I’ll also create a few special sections at the end for songs I don't use: Weak, Off Topic, Wrong Tone, and Cut for Time. If I know that a song is too poor compared to the others or just isn’t going to fit, I’ll move it to one of those section and immediately delete it from the WinAmp playlist.
By now, you should have a good look at what you have and a decent idea for the feel of the set.
Building the Playlist
The next step is trying to put this collection of songs into a cohesive order and cutting down to a final play time. This is the hardest step and I can only give some guidelines here.
If this is a set I’m doing about a particular band, it’s often easiest to do this chronologically. Have MIXXX display them in chronological order in the crate and go by that. For the Weird Al set, I tried to have at least one song from each of his albums and go from album to album. The story I'm presenting to the audience is how he progressed through his career.
If it’s a topic that has a beginning, middle, and end, try to group it that way. For Dreamland, I grouped the songs into Soothing You to Sleep, Free Into Dreams, Electric Dreams, Insomnia, Nightmare, Return to Dreams, and Finale.
If it’s a topic that has categories, try to find something with an intro, go dark first, move on to something more positive, and have some fulfilling sort of finale. Audiences like ending on a positive note.
For the vast majority of sets, I won't have one of these patterns to follow, so I end up using a pattern thatI call the Double Crescendo. The point of this is that audiences like it when you give them something good, but you’ve got to follow it up with something better. I divide everything up between Rock (folk, vocal rock, harder rock, etc), Comedy, and Electronica. I start with the Rock. I’ll do the lightest ones first and move on to heavier stuff. This means folksy, light rock, mid rock, straight rock, dark rock, then hard rock. Within each style, I’ll start with the slowest tempo and move to the fastest. The back half is my Electronica where I’ll do the same thing. This means chillout, mid, happy, dark, then intense electronica. If you have to make a hard transition, it is better to make it abrupt because the audience will notice it. You want them to think that you meant to do that. A good way to do that is to stuff a comedy break in the middle. It gives them a chance to catch their breath and have a little chuckle after hard, dark rock before going up the crescendo again.

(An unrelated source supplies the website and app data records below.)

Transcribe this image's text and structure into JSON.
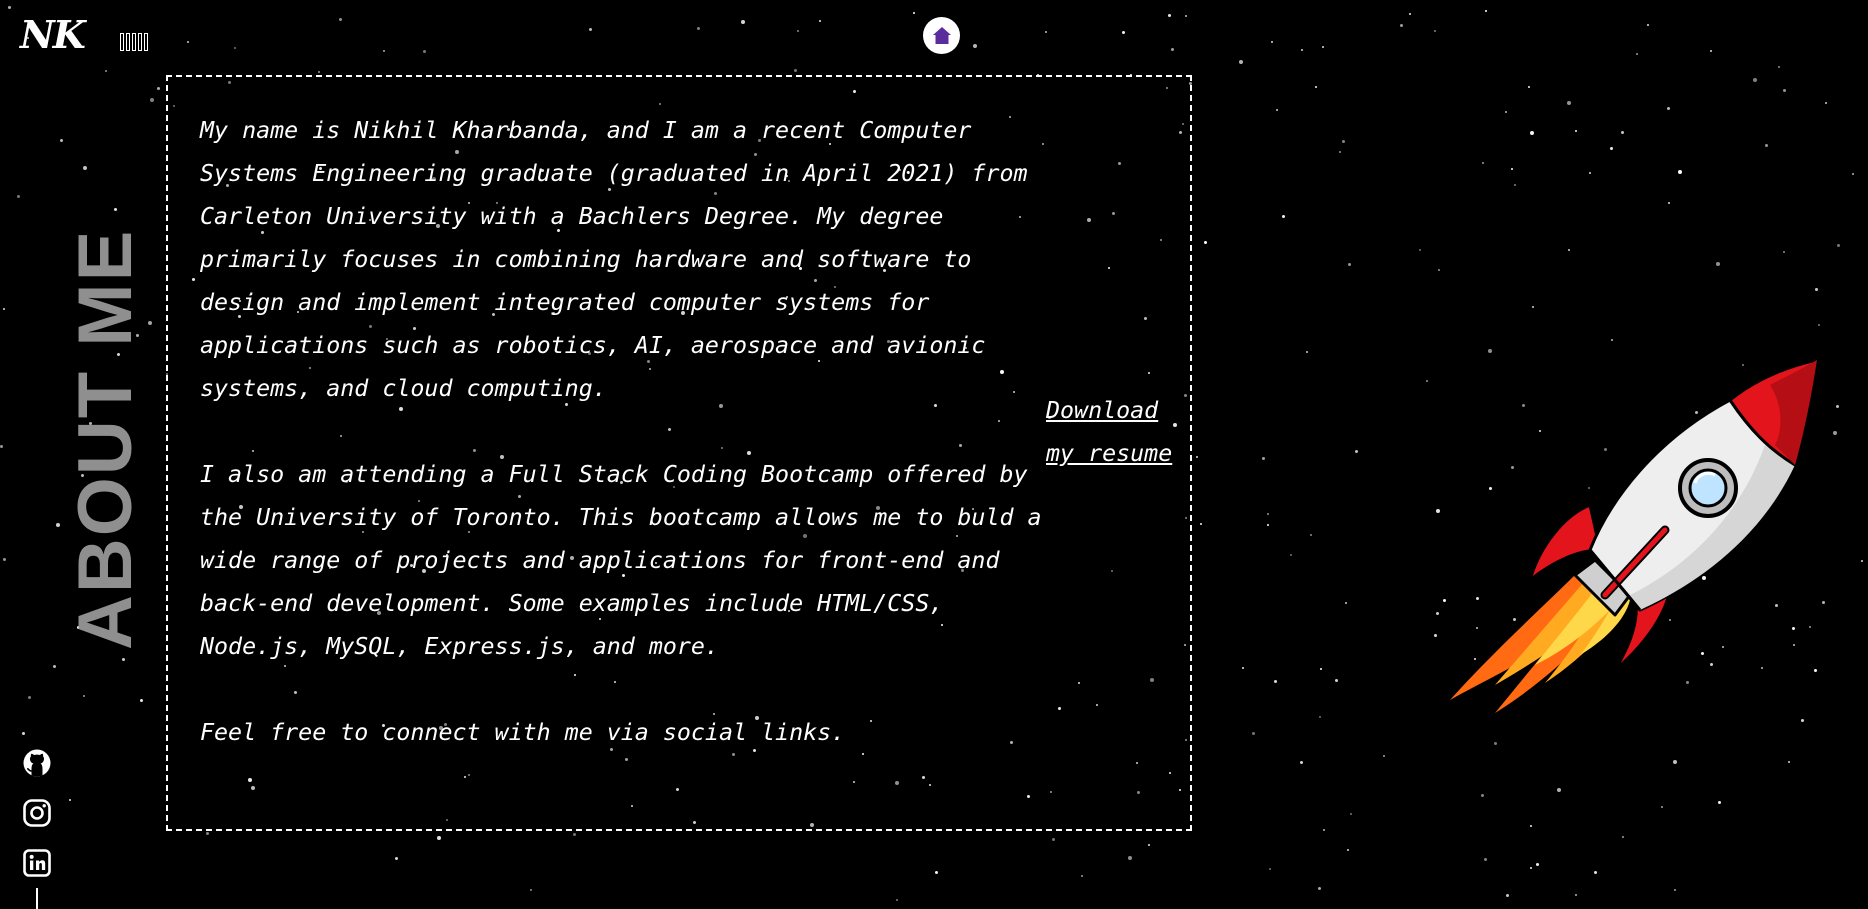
{
  "brand": {
    "logo_text": "NK"
  },
  "nav": {
    "home_icon": "home-icon"
  },
  "page": {
    "title": "ABOUT ME"
  },
  "about": {
    "paragraphs": [
      "My name is Nikhil Kharbanda, and I am a recent Computer Systems Engineering graduate (graduated in April 2021) from Carleton University with a Bachlers Degree. My degree primarily focuses in combining hardware and software to design and implement integrated computer systems for applications such as robotics, AI, aerospace and avionic systems, and cloud computing.",
      "I also am attending a Full Stack Coding Bootcamp offered by the University of Toronto. This bootcamp allows me to buld a wide range of projects and applications for front-end and back-end development. Some examples include HTML/CSS, Node.js, MySQL, Express.js, and more.",
      "Feel free to connect with me via social links."
    ],
    "resume_link": "Download my resume"
  },
  "socials": [
    {
      "name": "github",
      "icon": "github-icon"
    },
    {
      "name": "instagram",
      "icon": "instagram-icon"
    },
    {
      "name": "linkedin",
      "icon": "linkedin-icon"
    }
  ],
  "colors": {
    "background": "#000000",
    "text": "#ffffff",
    "title": "#8f8f8f",
    "home_icon": "#5b2d9c",
    "rocket_nose": "#e3141c",
    "rocket_body": "#eeeeee",
    "flame": "#ff8a1c"
  }
}
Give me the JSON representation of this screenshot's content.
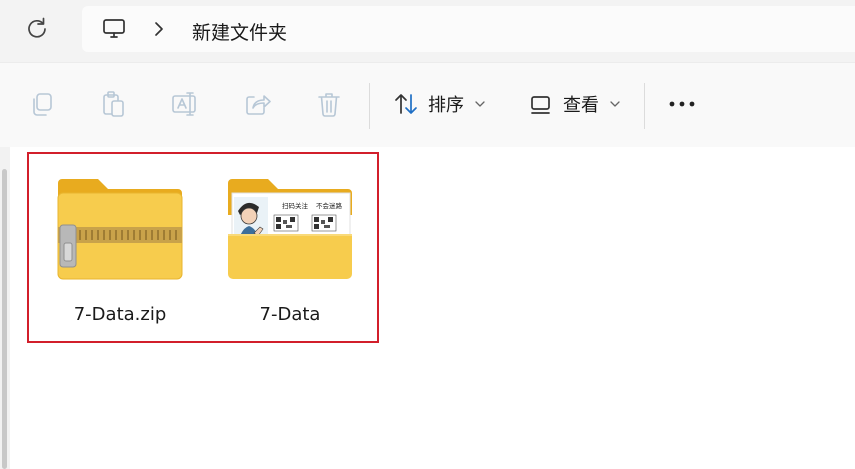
{
  "address": {
    "refresh_icon": "refresh-icon",
    "location_icon": "computer-icon",
    "separator_icon": "chevron-right-icon",
    "breadcrumb": "新建文件夹"
  },
  "toolbar": {
    "icons": [
      "copy-icon",
      "paste-icon",
      "rename-icon",
      "share-icon",
      "delete-icon"
    ],
    "sort_label": "排序",
    "view_label": "查看",
    "more_icon": "more-icon"
  },
  "files": [
    {
      "name": "7-Data.zip",
      "icon": "zip-folder-icon"
    },
    {
      "name": "7-Data",
      "icon": "folder-icon"
    }
  ],
  "thumbnail_text": [
    "扫码关注",
    "不会迷路"
  ],
  "colors": {
    "folder": "#f5c443",
    "folder_dark": "#e8ab1f",
    "highlight": "#d21f2b"
  }
}
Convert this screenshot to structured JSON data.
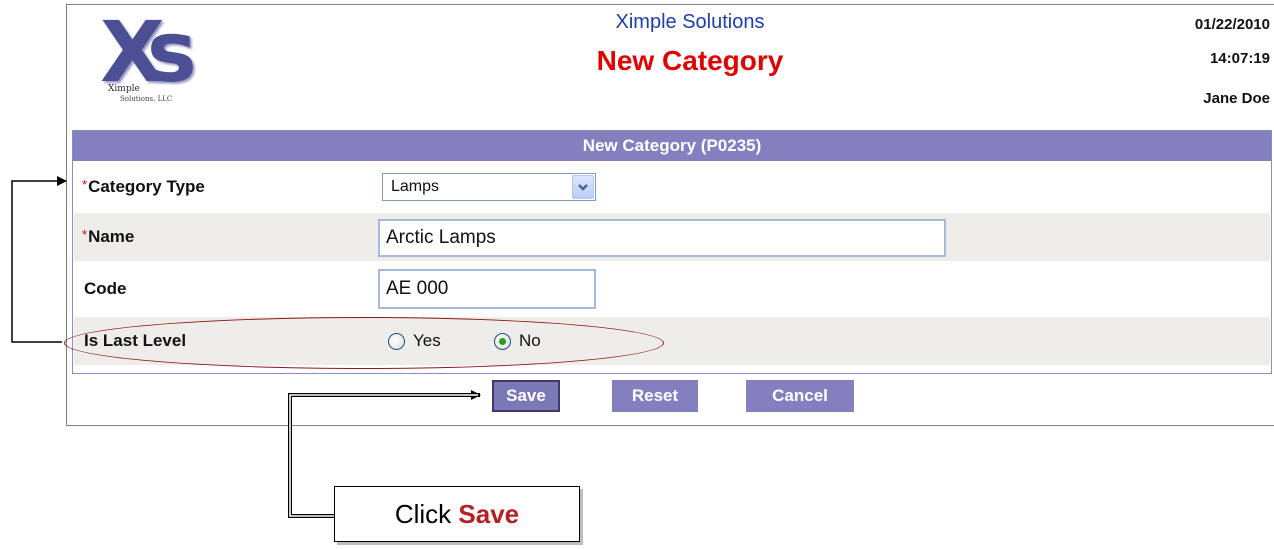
{
  "header": {
    "logo": {
      "mark": "Xs",
      "line1": "Ximple",
      "line2": "Solutions, LLC"
    },
    "company": "Ximple Solutions",
    "title": "New Category",
    "date": "01/22/2010",
    "time": "14:07:19",
    "user": "Jane Doe"
  },
  "form": {
    "header": "New Category (P0235)",
    "required_marker": "*",
    "fields": {
      "category_type": {
        "label": "Category Type",
        "value": "Lamps",
        "required": true
      },
      "name": {
        "label": "Name",
        "value": "Arctic Lamps",
        "required": true
      },
      "code": {
        "label": "Code",
        "value": "AE 000",
        "required": false
      },
      "is_last_level": {
        "label": "Is Last Level",
        "options": [
          "Yes",
          "No"
        ],
        "selected": "No"
      }
    }
  },
  "buttons": {
    "save": "Save",
    "reset": "Reset",
    "cancel": "Cancel"
  },
  "annotation": {
    "prefix": "Click ",
    "emphasis": "Save"
  },
  "colors": {
    "panel_header": "#8480c0",
    "brand_text": "#1f3ea8",
    "title_text": "#e00000",
    "highlight": "#8b1a1a"
  },
  "icons": [
    "dropdown-chevron-icon",
    "arrow-icon"
  ]
}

If you can find a good finale, stick it at the end. Often it's the most intense electronica song, but sometimes I'll want to bring the energy down a little for something that feels good and is a nice summary or conclusion to the whole set. Lastly, you want to find a good opener to promote to the Intro song, something to set the mood for the entire show.
Even if you have an overriding theme, keep thinking of the crescendo. Within a sub-topic, you’ll often want to keep building, then have a drop to the next topic.
I’ll think about all this and move the stuff around in my notes file (MoodForARainyDay.txt). I’ll move around the overall music style blocks first, then move the songs inside them. Once you’re done, you have a first draft of your set. Usually it’ll still be too long. For me, it’s often 2:30, but sometimes as much as 3:00. Now you’re ready to start listening!
Continued in Chapter Two Part Two.